Prices For Fruits and Vegetables Could Sky Rocket

Tomato prices are headed up after an announcement in California that drought conditions will not allow millions of acres to be planted.
Tomato prices are headed up after an announcement in California that drought conditions will not allow millions of acres to be planted.

THUNDER BAY – Prices for fruits and vegetables are headed upward. Serious drought conditions in California are impacting farmers in the key growing zone in the United States.  Crops including strawberries, cantaloupe, watermelon, lettuce, tomatoes, and other fruits and vegetables.

Both the State of California and the American federal government have announced that there is no extra water for farmers in the drought zone.

On Friday, President Obama headed to California to tour drought-affected areas and talk to those affected by impacts of one of the state’s worst droughts in over 100 years. While there, President Obama announced new actions that the Administration will take to help the farmers, ranchers, small businesses, and communities being impacted.

Strawberry prices could almost double in price.
Strawberry prices could almost double in price.

President Obama Visits California
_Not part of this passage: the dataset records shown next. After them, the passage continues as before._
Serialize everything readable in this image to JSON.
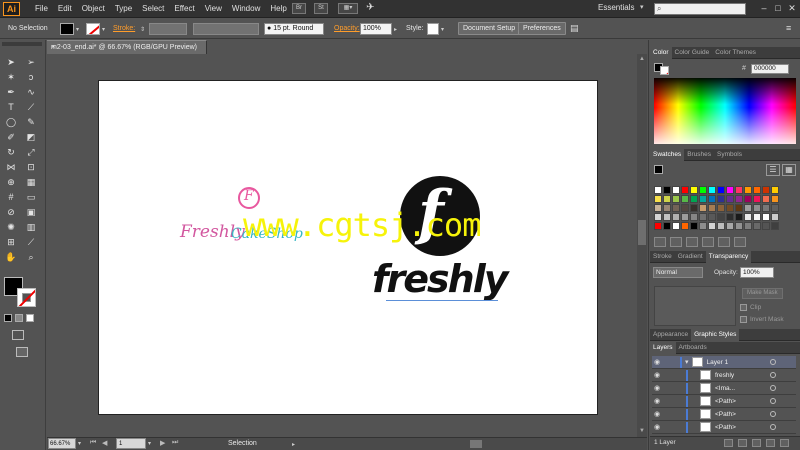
{
  "app": {
    "logo": "Ai"
  },
  "menu": [
    "File",
    "Edit",
    "Object",
    "Type",
    "Select",
    "Effect",
    "View",
    "Window",
    "Help"
  ],
  "menu_right": {
    "bridge": "Br",
    "stock": "St",
    "workspace": "Essentials"
  },
  "control": {
    "selection_label": "No Selection",
    "stroke_label": "Stroke:",
    "brush": "15 pt. Round",
    "opacity_label": "Opacity:",
    "opacity_value": "100%",
    "style_label": "Style:",
    "doc_setup": "Document Setup",
    "preferences": "Preferences"
  },
  "document": {
    "tab_title": "m2-03_end.ai* @ 66.67% (RGB/GPU Preview)",
    "close": "×"
  },
  "status": {
    "zoom": "66.67%",
    "page": "1",
    "tool": "Selection"
  },
  "color_panel": {
    "tabs": [
      "Color",
      "Color Guide",
      "Color Themes"
    ],
    "hex": "000000"
  },
  "swatches_panel": {
    "tabs": [
      "Swatches",
      "Brushes",
      "Symbols"
    ],
    "rows": [
      [
        "#ffffff",
        "#000000",
        "#ffffff",
        "#ff0000",
        "#ffff00",
        "#00ff00",
        "#00ffff",
        "#0000ff",
        "#ff00ff",
        "#ff3366",
        "#ff9900",
        "#ff6600",
        "#cc3300",
        "#ffcc00"
      ],
      [
        "#f7e04b",
        "#cfd44a",
        "#9ac64a",
        "#56b848",
        "#00a651",
        "#00a99d",
        "#0072bc",
        "#2e3192",
        "#662d91",
        "#92278f",
        "#9e005d",
        "#ed145b",
        "#f26c4f",
        "#f7941d"
      ],
      [
        "#c7b299",
        "#998675",
        "#736357",
        "#534741",
        "#37302b",
        "#c69c6d",
        "#a67c52",
        "#8c6239",
        "#754c24",
        "#603913",
        "#9e9e9e",
        "#8f8f8f",
        "#787878",
        "#5f5f5f"
      ],
      [
        "#d4d4d4",
        "#c2c2c2",
        "#b0b0b0",
        "#9c9c9c",
        "#868686",
        "#707070",
        "#595959",
        "#434343",
        "#2e2e2e",
        "#1a1a1a",
        "#e8e8e8",
        "#f4f4f4",
        "#ffffff",
        "#cccccc"
      ],
      [
        "#ff0000",
        "#000000",
        "#ffffff",
        "#ff6600",
        "#000000",
        "#8e8e8e",
        "#d2d2d2",
        "#bdbdbd",
        "#a8a8a8",
        "#939393",
        "#7e7e7e",
        "#696969",
        "#545454",
        "#3f3f3f"
      ]
    ]
  },
  "transparency_panel": {
    "tabs": [
      "Stroke",
      "Gradient",
      "Transparency"
    ],
    "blend_mode": "Normal",
    "opacity_label": "Opacity:",
    "opacity_value": "100%",
    "make_mask": "Make Mask",
    "clip": "Clip",
    "invert_mask": "Invert Mask"
  },
  "appearance_panel": {
    "tabs": [
      "Appearance",
      "Graphic Styles"
    ]
  },
  "layers_panel": {
    "tabs": [
      "Layers",
      "Artboards"
    ],
    "rows": [
      {
        "name": "Layer 1",
        "indent": 0
      },
      {
        "name": "freshly",
        "indent": 1
      },
      {
        "name": "<Ima...",
        "indent": 1
      },
      {
        "name": "<Path>",
        "indent": 1
      },
      {
        "name": "<Path>",
        "indent": 1
      },
      {
        "name": "<Path>",
        "indent": 1
      }
    ],
    "count": "1 Layer"
  },
  "artwork": {
    "small_logo_letter": "F",
    "script_name": "Freshly",
    "script_sub": "CakeShop",
    "watermark": "www.cgtsj.com",
    "big_logo_letter": "f",
    "brand": "freshly"
  }
}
The President said, “First, we’re accelerating $100 million of funds from the farm bill that I signed last week to help ranchers. For example, if their fields have dried up, this is going to help them feed their livestock.

“Second, last week, we announced $20 million to help hard-hit communities, and today, we’re announcing up to $15 million more for California and other states that are in extreme drought.

“Third, I’m directing the Interior Department to use its existing authorities, where appropriate, to give water contractors flexibility to meet their obligations.

President Barack Obama tours a field with farmer Joe Del Bosque, his wife Maria, and California Gov. Jerry Brown in Los Banos, Calif., Feb. 14, 2014. (Official White House Photo by Pete Souza)
President Barack Obama tours a field with farmer Joe Del Bosque, his wife Maria, and California Gov. Jerry Brown in Los Banos, Calif., Feb. 14, 2014. (Official White House Photo by Pete Souza)

“And fourth, I’m directing all federal facilities in California to take immediate steps to curb their water use, including a moratorium on water usage for new, non-essential landscaping projects.”

The President is sharing the good news. It is not all good news, Friday, federal officials announced the Central Valley Project, which is the state’s largest water delivery system can not provide any water this year to Central Valley farmers.

The President received critical commentary from some for playing a round of golf during his visit. Golf courses are large consumers of water, and in a state where pressures on water demand are causing serious issues, golf is seen by many as a luxury.

The federal government also states that they will be able to supply only half of the water that they are contracted to deliver to Santa Clara and Contra Costa counties.

President Obama Speaks on Drought

The news means that California farmers won’t have the water to run their irrigation systems, and many simply will not be planting or harvesting a crop this year. The impact at the supermarket will be huge.

“We estimate that more than 500,000 acres of farmland will be idled this year due to water supply shortages, said Mike Wade, executive director of the California Farm Water Coalition. This is the result of multiple dry years and federal environmental policies that prevent the full use of agricultural water supplies from being used for purposes for which they were intended – to grow food.

“Agricultural water supply shortages harm more than just the farms that produce hundreds of varieties of food, fiber and nursery products, Wade added. Unemployment may hit 15,000 seasonal and full time agricultural workers if this year’s drought has the kind of impact on the economy that occurred in 2009. Water shortages then led to idling of 269,000 acres and over 7,400 workers, about half of the expected impact of this year’s drought.

“Consumers throughout the country have a right to be concerned about the safety, price and reliability of their food supply. California produces almost half of the nation’s fresh fruits and vegetables and without adequate water in California, food supplies from other states or other countries may be the only option to fill the gap.”

This story is likely to be one that continues to impact the United States, and California which is one of the world’s top ten economies.